About CGS
The Council of Graduate Schools (CGS) is an organization of approximately 500 institutions of higher education in the United States and Canada engaged in graduate education, research and the preparation of candidates for advanced degrees. The organization’s mission is to improve and advance graduate education, which it accomplishes through advocacy in the federal policy arena, research, and the development and dissemination of best practices.
About TIAA
TIAA ( is a unique financial partner. With an award-winning1 track record for consistent investment performance, TIAA is the leading provider of financial services in the academic, research, medical, cultural and government fields. TIAA has $915 billion in assets under management2 (as of 9/30/2016) and offers a wide range of financial solutions, including investing, banking, advice and guidance, and retirement services.
1 The Thomson Reuters Lipper Large Fund Award is given to the group with the lowest average decile ranking of three years’ Consistent Return for eligible funds over the three-year period ended 11/30/12, 11/30/13, 11/30/14 and 11/30/15, respectively. TIAA was ranked among 36 fund companies in 2012, 48 fund companies in 2013 and 2014, and 37 fund companies in 2015 with at least five equity, five bond or three mixed-asset portfolios. Classification averages are calculated with all eligible share classes for each eligible classification. The calculation periods extend over 36, 60 and 120 months. The highest Lipper Leader for Consistent Return (Effective Return) value within each eligible classification determines the fund classification winner over three, five or 10 years. A detailed awards methodology can be found at For current performance and rankings, please visit the Research and Performance section on Past performance does not guarantee future results.

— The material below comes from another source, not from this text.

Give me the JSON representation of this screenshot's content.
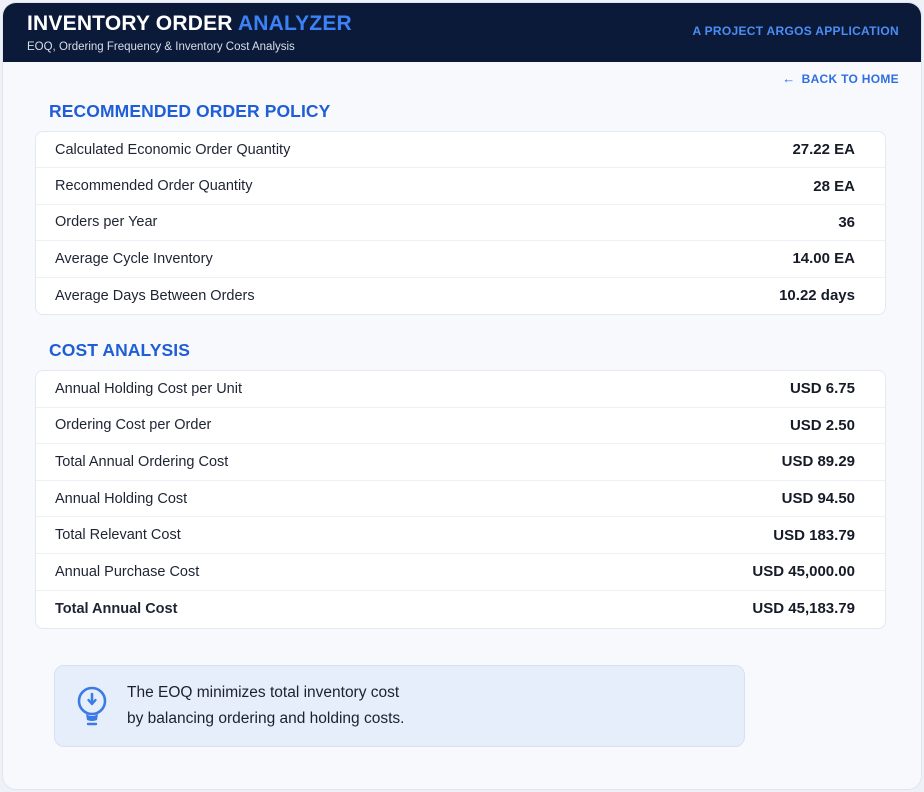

2 Based on assets under management across Nuveen Investments affiliates and TIAA investment management teams